One novel aspect of SWIGS has been the bringing together of space physicists and geophysicists studying the solid Earth and upper atmosphere. Together with project partners in the North America, Europe, New Zealand and China, as well as industry stakeholders, we have developed our understanding of how space weather and geomagnetic activity drives electric fields in the Earth and quantified the impacts of this on power grids, pipeline and rail networks


Severe space weather is known to pose a significant hazard to ground based technologies, such as electrical transmission systems, pipelines and railways.

A SWIGS sub-surface electrical conductivity model
                    for the UK and Ireland. SWIGS fieldwork has demonstrated how we need to improve this model.

Geomagnetically Induced Currents (GIC) are a documented hazard to the continuous, safe and efficient operation of high voltage power transformers, as well as a cause of increased corrosion rates in metal pipelines and a disruptor of safe signal operations within railway networks.
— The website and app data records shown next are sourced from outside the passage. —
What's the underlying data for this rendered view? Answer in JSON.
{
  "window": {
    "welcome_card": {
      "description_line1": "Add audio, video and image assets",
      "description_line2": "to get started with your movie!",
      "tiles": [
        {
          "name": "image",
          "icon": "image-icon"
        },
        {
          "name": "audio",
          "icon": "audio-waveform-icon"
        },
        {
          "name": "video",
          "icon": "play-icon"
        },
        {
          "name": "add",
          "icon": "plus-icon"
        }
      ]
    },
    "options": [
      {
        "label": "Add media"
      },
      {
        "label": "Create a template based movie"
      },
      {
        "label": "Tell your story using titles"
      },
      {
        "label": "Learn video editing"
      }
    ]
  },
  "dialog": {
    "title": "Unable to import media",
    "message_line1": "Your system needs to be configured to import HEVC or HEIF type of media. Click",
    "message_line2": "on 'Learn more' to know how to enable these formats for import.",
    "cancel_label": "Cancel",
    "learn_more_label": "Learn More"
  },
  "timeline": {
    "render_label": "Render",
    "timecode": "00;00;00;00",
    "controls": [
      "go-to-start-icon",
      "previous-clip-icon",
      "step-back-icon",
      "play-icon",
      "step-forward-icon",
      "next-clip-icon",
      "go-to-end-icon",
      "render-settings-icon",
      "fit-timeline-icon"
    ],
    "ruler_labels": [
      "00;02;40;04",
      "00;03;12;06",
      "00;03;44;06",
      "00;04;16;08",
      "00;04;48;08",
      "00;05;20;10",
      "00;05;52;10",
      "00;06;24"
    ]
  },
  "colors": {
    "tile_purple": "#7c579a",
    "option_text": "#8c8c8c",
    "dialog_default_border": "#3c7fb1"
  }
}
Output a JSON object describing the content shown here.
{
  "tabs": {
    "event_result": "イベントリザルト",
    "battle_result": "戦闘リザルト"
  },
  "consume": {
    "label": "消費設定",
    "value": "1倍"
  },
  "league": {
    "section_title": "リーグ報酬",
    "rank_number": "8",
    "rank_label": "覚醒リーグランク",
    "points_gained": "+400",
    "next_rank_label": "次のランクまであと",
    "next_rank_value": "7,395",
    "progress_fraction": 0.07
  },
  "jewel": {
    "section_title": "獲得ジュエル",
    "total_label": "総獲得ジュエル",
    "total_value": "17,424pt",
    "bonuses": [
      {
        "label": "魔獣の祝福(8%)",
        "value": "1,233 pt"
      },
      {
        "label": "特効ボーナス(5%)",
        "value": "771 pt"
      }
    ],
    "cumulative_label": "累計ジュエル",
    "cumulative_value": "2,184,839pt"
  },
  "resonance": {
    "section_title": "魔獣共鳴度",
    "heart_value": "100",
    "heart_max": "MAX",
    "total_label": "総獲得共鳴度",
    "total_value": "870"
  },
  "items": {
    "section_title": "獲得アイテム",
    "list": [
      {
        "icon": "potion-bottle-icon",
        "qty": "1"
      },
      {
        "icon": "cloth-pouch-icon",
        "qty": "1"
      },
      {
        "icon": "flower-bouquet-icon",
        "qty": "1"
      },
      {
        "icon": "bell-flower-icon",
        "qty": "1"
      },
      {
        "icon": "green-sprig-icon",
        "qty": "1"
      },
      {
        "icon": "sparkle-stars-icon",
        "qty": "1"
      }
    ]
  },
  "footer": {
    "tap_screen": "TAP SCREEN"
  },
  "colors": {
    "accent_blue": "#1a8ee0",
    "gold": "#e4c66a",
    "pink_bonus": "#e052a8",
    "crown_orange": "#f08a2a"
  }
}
Estimates of potential economic loss from severe space weather run into billions of dollars per day. This is a result of our interconnected society's increasing dependence on various technologies, including electrical power, and the impact that, for example, power loss can have on economic and other activities within and between nations.

Project Goals and Achievements

During SWIGS we have developed a better physical understanding of electromagnetic fields and currents in near Earth space and in the upper atmosphere, through focussing on the couplings between the Solar Wind and geo-electromagnetic processes on the ground and in the ionosphere and magnetosphere (under Work Package 1).

SWIGS researchers have also made surface electric field, subsurface conductivity and GIC measurements - creating legacy data sets - to validate existing and new models and to provide estimates of uncertainty in estimated GIC, for example at the transformer level (WP2).

Industry requires better and timely forecasts of GIC and SWIGS has sought to improve forecasting of Earth environment and solid Earth processes and extremes (WP3).

Estimated peak electrical potential (Volts) in the high pressure gas
                    transmission pipeline system, using a simplified model, during the March 1989 magnetic storm.

This has led to a new generation of solid Earth and space environment models that quantify how space weather, rapid magnetic variations, sub-surface conductivity and surface electric fields impact surface conducting infrastructures such as the National Grid electrical and pipeline networks (WP4).

Each of the WPs has a lead (bold, below) who has worked with BGS to manage deliverables, reports, meetings, outreach, and interaction with project partners and with an industry stakeholder advisory group (WP5). WP1-WP3 have made the scientific advances that has fed through WP4 to deliver impact.

  • WP1: Magnetospheric-Ionospheric Sources (MIS) of GIC (BAS, RAL, UCL)
  • WP2: Solid Earth Response to MIS (BGS, Edinburgh, Southampton)
  • WP3: Forecasting MIS and GIC processes (BAS, BGS, Imperial, Lancaster, Leeds, RAL, Reading)
  • WP4: Infrastructure Impact of GIC (BGS, Lancaster, RAL)
  • WP5: Management of Outputs, Reporting, Coordination and Outreach (BGS, WP leads)


Principle Investigator: Dr Alan Thomson1

Co-Investigators: Dr Ciaran Beggan1, Prof Jeremy Chittenden5, Dr Mark Clilverd3, Prof Malcolm Dunlop6, Dr Emma Eastoe4, Dr Jonathan Eastwood5, Dr Robert Fear7, Dr Mervyn Freeman3, Prof Mike Hapgood6, Dr Andrew Kavanagh3, Dr Phil Livermore8, Prof Mike Lockwood9, Dr Jon Mound8, Dr Matthew Owen9, Dr Colin Forsyth10, Dr Gemma Richardson1, Dr Fiona Simpson7, Prof Kathryn Whaler2, Prof Jim Wild4

1. British Geological Survey, 2. University of Edinburgh, 3. British Antarctic Survey, 4. University of Lancaster, 5. Imperial College, 6. Rutherford Appleton Laboratory, 7. University of Southampton, 8. University of Leeds, 9. University of Reading, 10. University College London


For more information please contact Dr Alan Thomson.